-- SUPPLIED INFORMATION follows --

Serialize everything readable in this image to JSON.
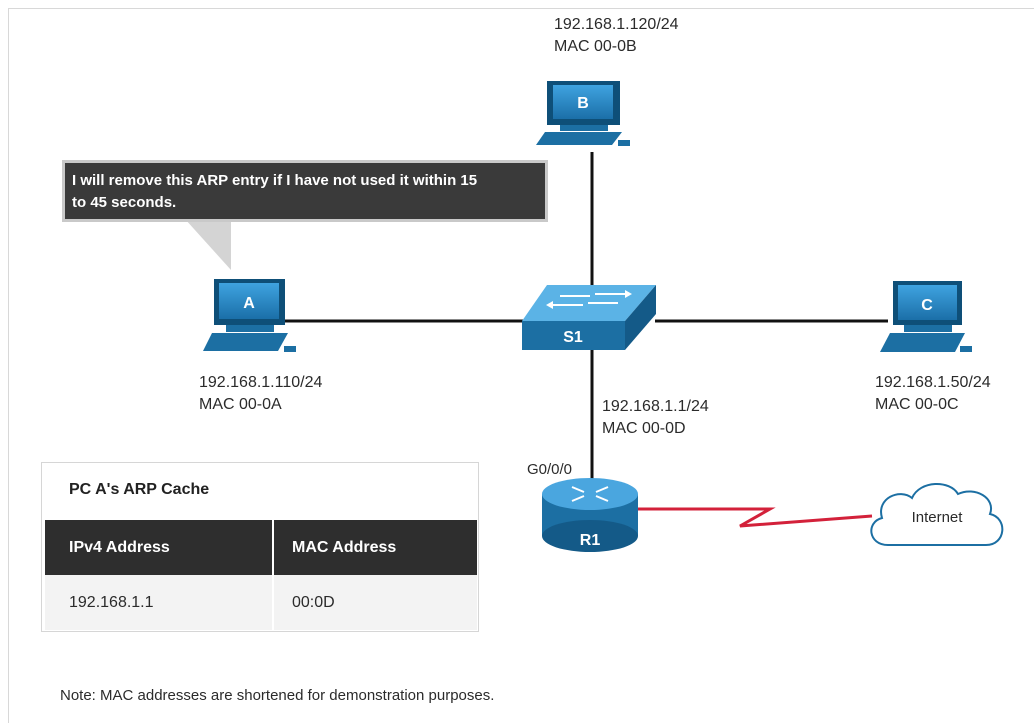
{
  "callout": {
    "text_line1": "I will remove this ARP entry if I have not used it within 15",
    "text_line2": "to 45 seconds."
  },
  "devices": {
    "pc_a": {
      "letter": "A",
      "ip": "192.168.1.110/24",
      "mac": "MAC 00-0A"
    },
    "pc_b": {
      "letter": "B",
      "ip": "192.168.1.120/24",
      "mac": "MAC 00-0B"
    },
    "pc_c": {
      "letter": "C",
      "ip": "192.168.1.50/24",
      "mac": "MAC 00-0C"
    },
    "switch": {
      "name": "S1"
    },
    "router": {
      "name": "R1",
      "interface": "G0/0/0",
      "ip": "192.168.1.1/24",
      "mac": "MAC 00-0D"
    },
    "cloud": {
      "label": "Internet"
    }
  },
  "arp_cache": {
    "title": "PC A's ARP Cache",
    "headers": [
      "IPv4 Address",
      "MAC Address"
    ],
    "rows": [
      [
        "192.168.1.1",
        "00:0D"
      ]
    ]
  },
  "note": "Note: MAC addresses are shortened for demonstration purposes.",
  "colors": {
    "device_blue": "#1c6fa3",
    "device_dark": "#0e4f78",
    "wan_link": "#d3213a",
    "callout_bg": "#3a3a3a"
  }
}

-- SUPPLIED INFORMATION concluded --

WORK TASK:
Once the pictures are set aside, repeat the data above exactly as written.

RESPONSE TO THIS EXERCISE:
Serialize everything readable in this image to JSON.
{
  "callout": {
    "text_line1": "I will remove this ARP entry if I have not used it within 15",
    "text_line2": "to 45 seconds."
  },
  "devices": {
    "pc_a": {
      "letter": "A",
      "ip": "192.168.1.110/24",
      "mac": "MAC 00-0A"
    },
    "pc_b": {
      "letter": "B",
      "ip": "192.168.1.120/24",
      "mac": "MAC 00-0B"
    },
    "pc_c": {
      "letter": "C",
      "ip": "192.168.1.50/24",
      "mac": "MAC 00-0C"
    },
    "switch": {
      "name": "S1"
    },
    "router": {
      "name": "R1",
      "interface": "G0/0/0",
      "ip": "192.168.1.1/24",
      "mac": "MAC 00-0D"
    },
    "cloud": {
      "label": "Internet"
    }
  },
  "arp_cache": {
    "title": "PC A's ARP Cache",
    "headers": [
      "IPv4 Address",
      "MAC Address"
    ],
    "rows": [
      [
        "192.168.1.1",
        "00:0D"
      ]
    ]
  },
  "note": "Note: MAC addresses are shortened for demonstration purposes.",
  "colors": {
    "device_blue": "#1c6fa3",
    "device_dark": "#0e4f78",
    "wan_link": "#d3213a",
    "callout_bg": "#3a3a3a"
  }
}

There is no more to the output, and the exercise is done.